Segment Start: Data for this task

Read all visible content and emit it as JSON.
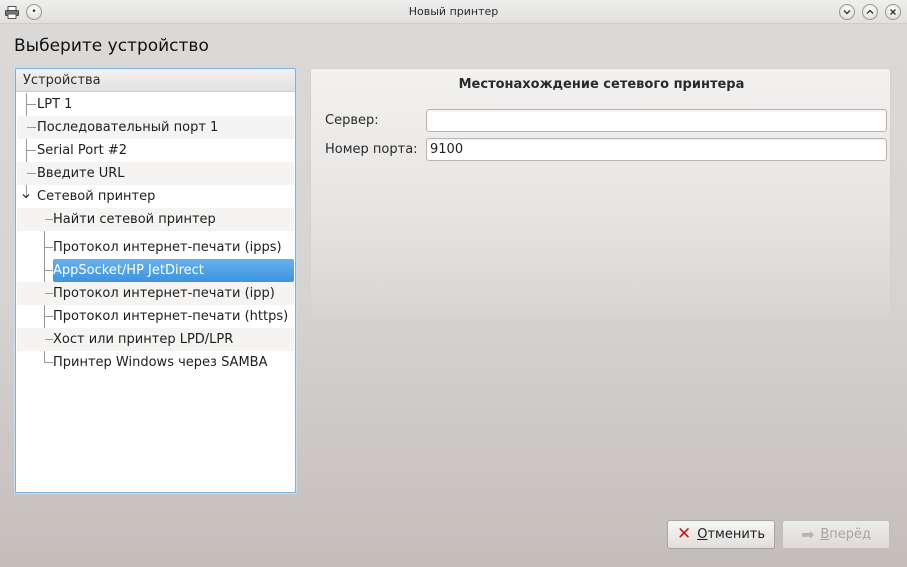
{
  "window": {
    "title": "Новый принтер",
    "app_icon": "printer-icon",
    "controls": [
      "minimize-icon",
      "maximize-icon",
      "close-icon"
    ]
  },
  "heading": "Выберите устройство",
  "tree": {
    "header": "Устройства",
    "items": [
      {
        "label": "LPT 1",
        "level": 0
      },
      {
        "label": "Последовательный порт 1",
        "level": 0
      },
      {
        "label": "Serial Port #2",
        "level": 0
      },
      {
        "label": "Введите URL",
        "level": 0
      },
      {
        "label": "Сетевой принтер",
        "level": 0,
        "expanded": true
      },
      {
        "label": "Найти сетевой принтер",
        "level": 1
      },
      {
        "label": "Протокол интернет-печати (ipps)",
        "level": 1
      },
      {
        "label": "AppSocket/HP JetDirect",
        "level": 1,
        "selected": true
      },
      {
        "label": "Протокол интернет-печати (ipp)",
        "level": 1
      },
      {
        "label": "Протокол интернет-печати (https)",
        "level": 1
      },
      {
        "label": "Хост или принтер LPD/LPR",
        "level": 1
      },
      {
        "label": "Принтер Windows через SAMBA",
        "level": 1
      }
    ]
  },
  "panel": {
    "title": "Местонахождение сетевого принтера",
    "server_label": "Сервер:",
    "server_value": "",
    "port_label": "Номер порта:",
    "port_value": "9100"
  },
  "buttons": {
    "cancel_label_mnemonic": "О",
    "cancel_label_rest": "тменить",
    "cancel_icon": "cancel-x-icon",
    "forward_label_mnemonic": "В",
    "forward_label_rest": "перёд",
    "forward_icon": "forward-arrow-icon",
    "forward_enabled": false
  },
  "colors": {
    "selection": "#3d94e0",
    "focus_border": "#7fb1dd",
    "cancel_icon": "#d01818"
  }
}
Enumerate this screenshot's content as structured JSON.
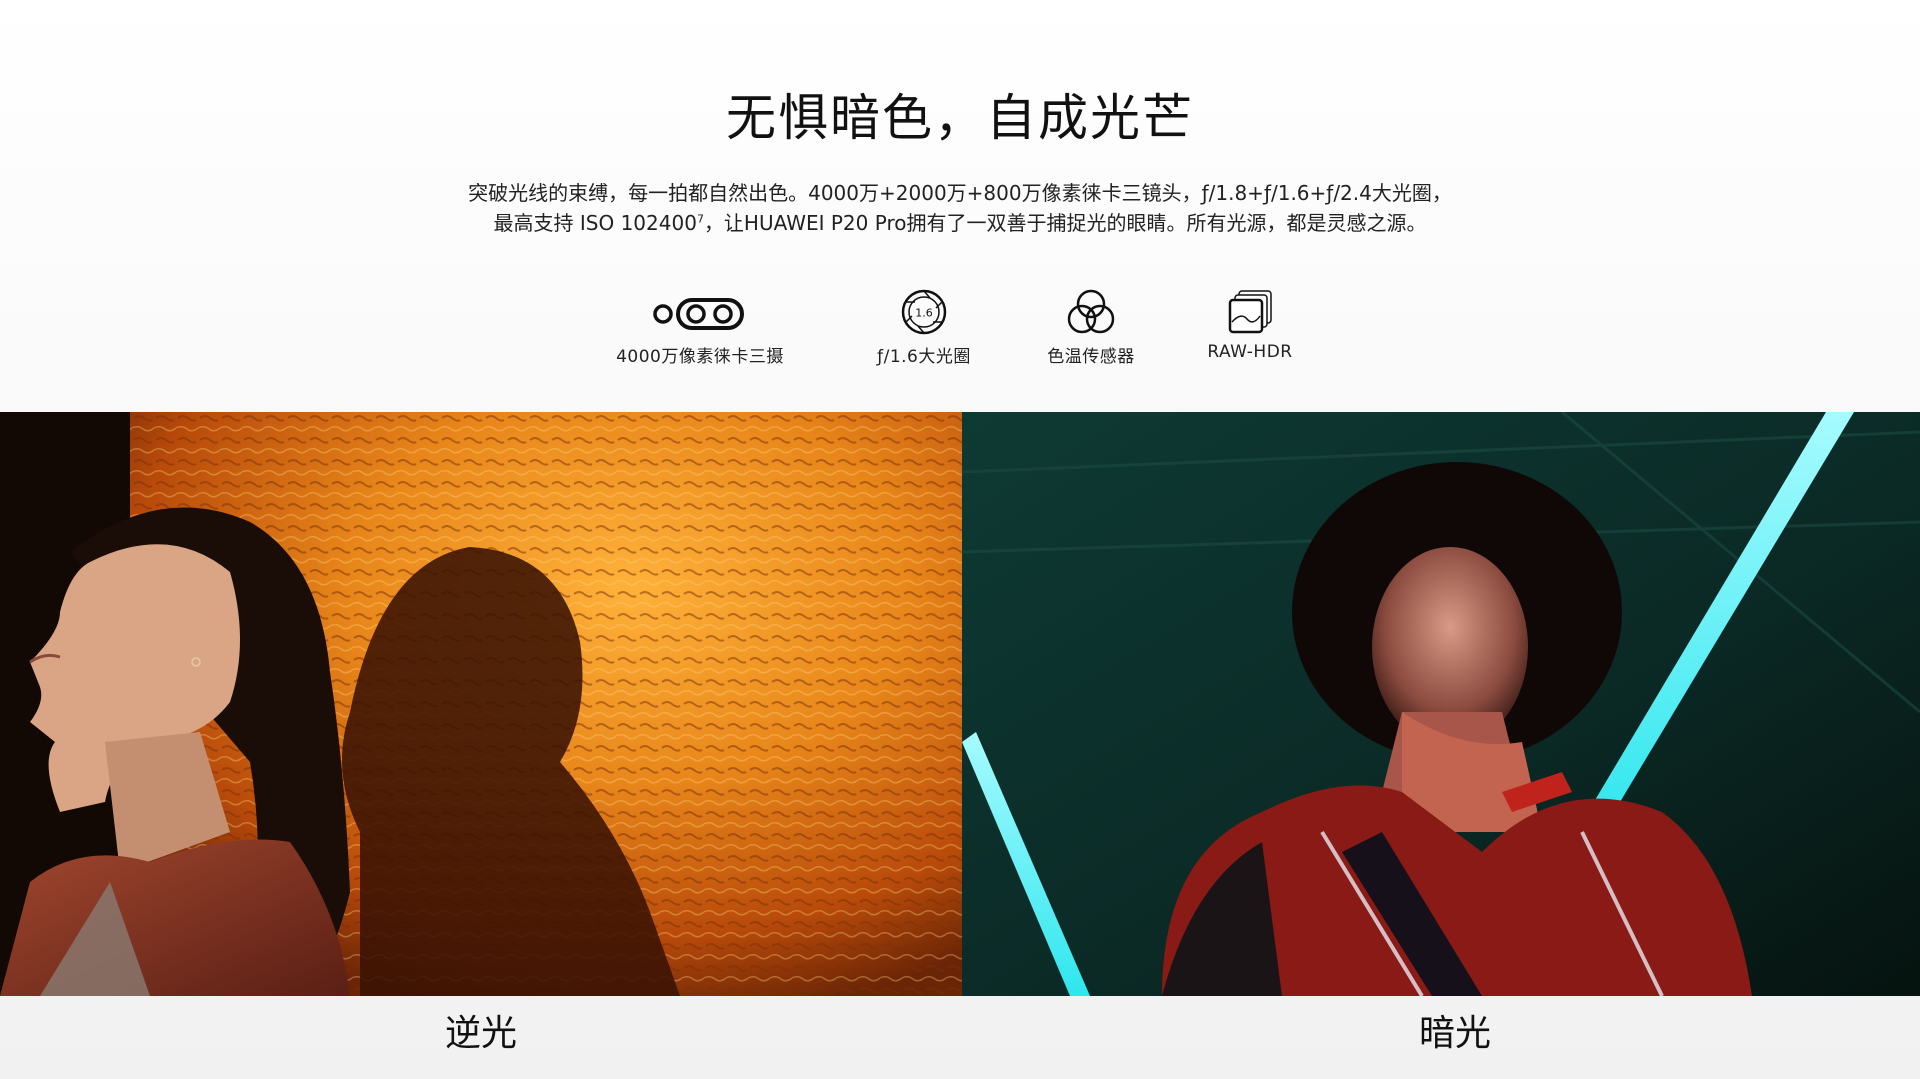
{
  "hero": {
    "title": "无惧暗色，自成光芒",
    "desc_line1": "突破光线的束缚，每一拍都自然出色。4000万+2000万+800万像素徕卡三镜头，ƒ/1.8+ƒ/1.6+ƒ/2.4大光圈，",
    "desc_line2_a": "最高支持 ISO 102400",
    "desc_line2_sup": "7",
    "desc_line2_b": "，让HUAWEI P20 Pro拥有了一双善于捕捉光的眼睛。所有光源，都是灵感之源。"
  },
  "features": [
    {
      "label": "4000万像素徕卡三摄",
      "icon": "triple-camera-icon"
    },
    {
      "label": "ƒ/1.6大光圈",
      "icon": "aperture-icon",
      "icon_text": "1.6"
    },
    {
      "label": "色温传感器",
      "icon": "color-sensor-icon"
    },
    {
      "label": "RAW-HDR",
      "icon": "raw-hdr-icon"
    }
  ],
  "photos": [
    {
      "caption": "逆光",
      "icon": "backlight-photo"
    },
    {
      "caption": "暗光",
      "icon": "lowlight-photo"
    }
  ],
  "colors": {
    "warm_wall": "#e8861a",
    "warm_deep": "#b84a0a",
    "dark_teal": "#0b3a34",
    "neon_cyan": "#2fe6ee",
    "jacket_red": "#c0221c"
  }
}
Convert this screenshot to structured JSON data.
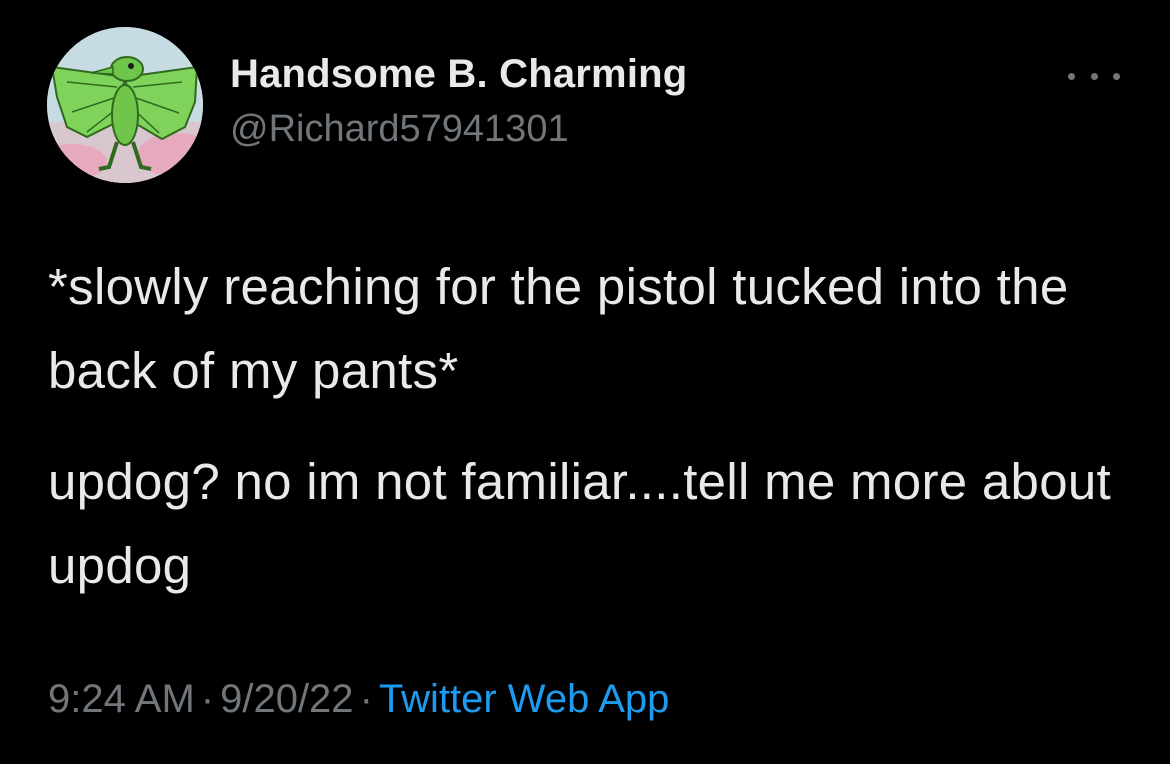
{
  "author": {
    "display_name": "Handsome B. Charming",
    "handle": "@Richard57941301",
    "avatar_icon": "cartoon-pterodactyl-avatar"
  },
  "tweet": {
    "paragraphs": [
      "*slowly reaching for the pistol tucked into the back of my pants*",
      "updog? no im not familiar....tell me more about updog"
    ],
    "time": "9:24 AM",
    "date": "9/20/22",
    "source": "Twitter Web App",
    "separator": "·"
  },
  "menu": {
    "more_icon": "more-horizontal-icon"
  },
  "colors": {
    "background": "#000000",
    "primary_text": "#e7e9ea",
    "secondary_text": "#71767b",
    "link": "#1d9bf0"
  }
}
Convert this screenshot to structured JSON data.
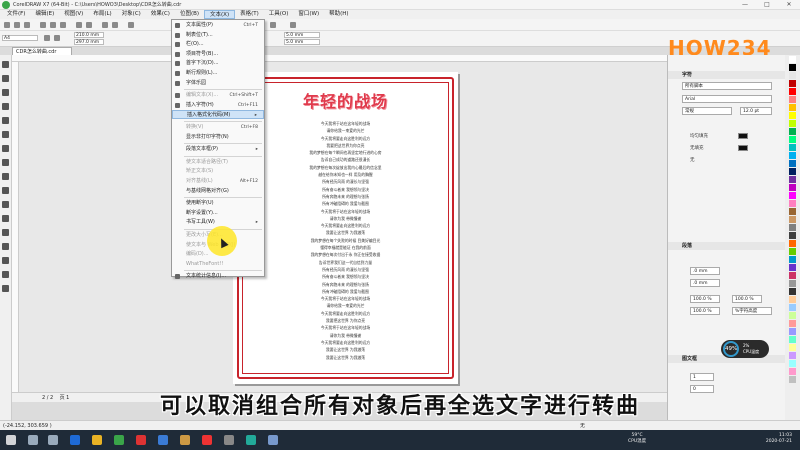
{
  "window": {
    "title": "CorelDRAW X7 (64-Bit) - C:\\Users\\HOWO3\\Desktop\\CDR怎么转曲.cdr",
    "controls": [
      "—",
      "□",
      "✕"
    ]
  },
  "menubar": [
    "文件(F)",
    "编辑(E)",
    "视图(V)",
    "布局(L)",
    "对象(C)",
    "效果(C)",
    "位图(B)",
    "文本(X)",
    "表格(T)",
    "工具(O)",
    "窗口(W)",
    "帮助(H)"
  ],
  "menubar_active": "文本(X)",
  "toolbar": {
    "preset": "A4",
    "width": "210.0 mm",
    "height": "297.0 mm",
    "nudge1": "5.0 mm",
    "nudge2": "5.0 mm"
  },
  "doc_tab": "CDR怎么转曲.cdr",
  "text_menu": {
    "items": [
      {
        "label": "文本属性(P)",
        "shortcut": "Ctrl+T",
        "disabled": false,
        "icon": "text-props-icon"
      },
      {
        "label": "制表位(T)...",
        "shortcut": "",
        "disabled": false,
        "icon": "tab-icon"
      },
      {
        "label": "栏(O)...",
        "shortcut": "",
        "disabled": false,
        "icon": "columns-icon"
      },
      {
        "label": "项目符号(B)...",
        "shortcut": "",
        "disabled": false,
        "icon": "bullet-icon"
      },
      {
        "label": "首字下沉(D)...",
        "shortcut": "",
        "disabled": false,
        "icon": "dropcap-icon"
      },
      {
        "label": "断行规则(L)...",
        "shortcut": "",
        "disabled": false,
        "icon": "linebreak-icon"
      },
      {
        "label": "字体乐园",
        "shortcut": "",
        "disabled": false,
        "icon": "font-playground-icon"
      },
      {
        "label": "编辑文本(X)...",
        "shortcut": "Ctrl+Shift+T",
        "disabled": true,
        "icon": "edit-text-icon"
      },
      {
        "label": "插入字符(H)",
        "shortcut": "Ctrl+F11",
        "disabled": false,
        "icon": "insert-char-icon"
      },
      {
        "label": "插入格式化代码(M)",
        "shortcut": "",
        "disabled": false,
        "icon": "",
        "highlight": true,
        "submenu": true
      },
      {
        "label": "转换(V)",
        "shortcut": "Ctrl+F8",
        "disabled": true,
        "icon": ""
      },
      {
        "label": "显示非打印字符(N)",
        "shortcut": "",
        "disabled": false,
        "icon": ""
      },
      {
        "label": "段落文本框(P)",
        "shortcut": "",
        "disabled": false,
        "icon": "",
        "submenu": true
      },
      {
        "label": "使文本适合路径(T)",
        "shortcut": "",
        "disabled": true,
        "icon": ""
      },
      {
        "label": "矫正文本(S)",
        "shortcut": "",
        "disabled": true,
        "icon": ""
      },
      {
        "label": "对齐基线(L)",
        "shortcut": "Alt+F12",
        "disabled": true,
        "icon": ""
      },
      {
        "label": "与基线网格对齐(G)",
        "shortcut": "",
        "disabled": false,
        "icon": ""
      },
      {
        "label": "使用断字(U)",
        "shortcut": "",
        "disabled": false,
        "icon": ""
      },
      {
        "label": "断字设置(Y)...",
        "shortcut": "",
        "disabled": false,
        "icon": ""
      },
      {
        "label": "书写工具(W)",
        "shortcut": "",
        "disabled": false,
        "icon": "",
        "submenu": true
      },
      {
        "label": "更改大小写(E)...",
        "shortcut": "",
        "disabled": true,
        "icon": ""
      },
      {
        "label": "使文本与 Web 兼容(J)",
        "shortcut": "",
        "disabled": true,
        "icon": ""
      },
      {
        "label": "编码(D)...",
        "shortcut": "",
        "disabled": true,
        "icon": ""
      },
      {
        "label": "WhatTheFont!!",
        "shortcut": "",
        "disabled": true,
        "icon": ""
      },
      {
        "label": "文本统计信息(I)...",
        "shortcut": "",
        "disabled": false,
        "icon": "stats-icon"
      }
    ]
  },
  "page": {
    "title": "年轻的战场",
    "lines": [
      "今天我将于站在这年轻的战场",
      "请你给我一束爱的光芒",
      "今天我将要走向这胜利的远方",
      "我要把这世界为你点亮",
      "我的梦想在每个瞬间也再坚定地行进的心房",
      "告诉自己成功的道路还很漫长",
      "我的梦想在每次绽放出我内心最后的信念里",
      "越在给你未知也一样 用及的胸膛",
      "所有经历风雨 的漫长与坚强",
      "所有奋斗者来 我想领与坚决",
      "所有奔跑未来 的理想与张扬",
      "所有冲破阻碍的 我爱与截图",
      "今天我将于站在这年轻的战场",
      "请你为我 带微慢谢",
      "今天我将要走向这胜利的远方",
      "我要让这世界 为我激荡",
      "我的梦想在每个失败的时候 目美好编目光",
      "懂得幸福就是能证 在我的前面",
      "我的梦想在每次付出于永 你正在接受收据",
      "告诉世界我们这一代自信到力量",
      "所有经历风雨 的漫长与坚强",
      "所有奋斗者来 我想领与坚决",
      "所有奔跑未来 的理想与张扬",
      "所有冲破阻碍的 我爱与截图",
      "今天我将于站在这年轻的战场",
      "请你给我一束爱的光芒",
      "今天我将要走向这胜利的远方",
      "我要把这世界 为你点亮",
      "今天我将于站在这年轻的战场",
      "请你为我 带微慢谢",
      "今天我将要走向这胜利的远方",
      "我要让这世界 为我激荡",
      "我要让这世界 为我激荡"
    ]
  },
  "right_logo": "HOW234",
  "panel": {
    "char_header": "字符",
    "font_list": "所有脚本",
    "font_name": "Arial",
    "font_style": "常规",
    "font_size": "12.0 pt",
    "fill_label": "均匀填充",
    "outline_fill_label": "无填充",
    "bg_label": "无",
    "para_header": "段落",
    "spacing1": ".0 mm",
    "spacing2": ".0 mm",
    "spacing3": "100.0 %",
    "spacing4": "100.0 %",
    "spacing5": "100.0 %",
    "char_height_label": "%字符高度",
    "frame_header": "图文框",
    "frame_value": "1",
    "frame_value2": "0"
  },
  "cpu_badge": {
    "percent": "49%",
    "label": "CPU温度",
    "sub": "2%"
  },
  "pagebar": {
    "page_info": "2 / 2",
    "page_name": "页 1"
  },
  "statusbar": {
    "coords": "(-24.152, 303.659 )",
    "fill_status": "无"
  },
  "caption": "可以取消组合所有对象后再全选文字进行转曲",
  "taskbar": {
    "temp": "59°C",
    "temp_label": "CPU温度",
    "time": "11:03",
    "date": "2020-07-21"
  },
  "colors": {
    "accent_red": "#c8232b",
    "title_red": "#e03a4c",
    "menu_highlight": "#cfe3f7",
    "logo_orange": "#ff8a1d"
  }
}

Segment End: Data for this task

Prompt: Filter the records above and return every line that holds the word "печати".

Expected answer:
        "label": "Протокол интернет-печати (ipps)",
        "label": "Протокол интернет-печати (ipp)",
        "label": "Протокол интернет-печати (https)",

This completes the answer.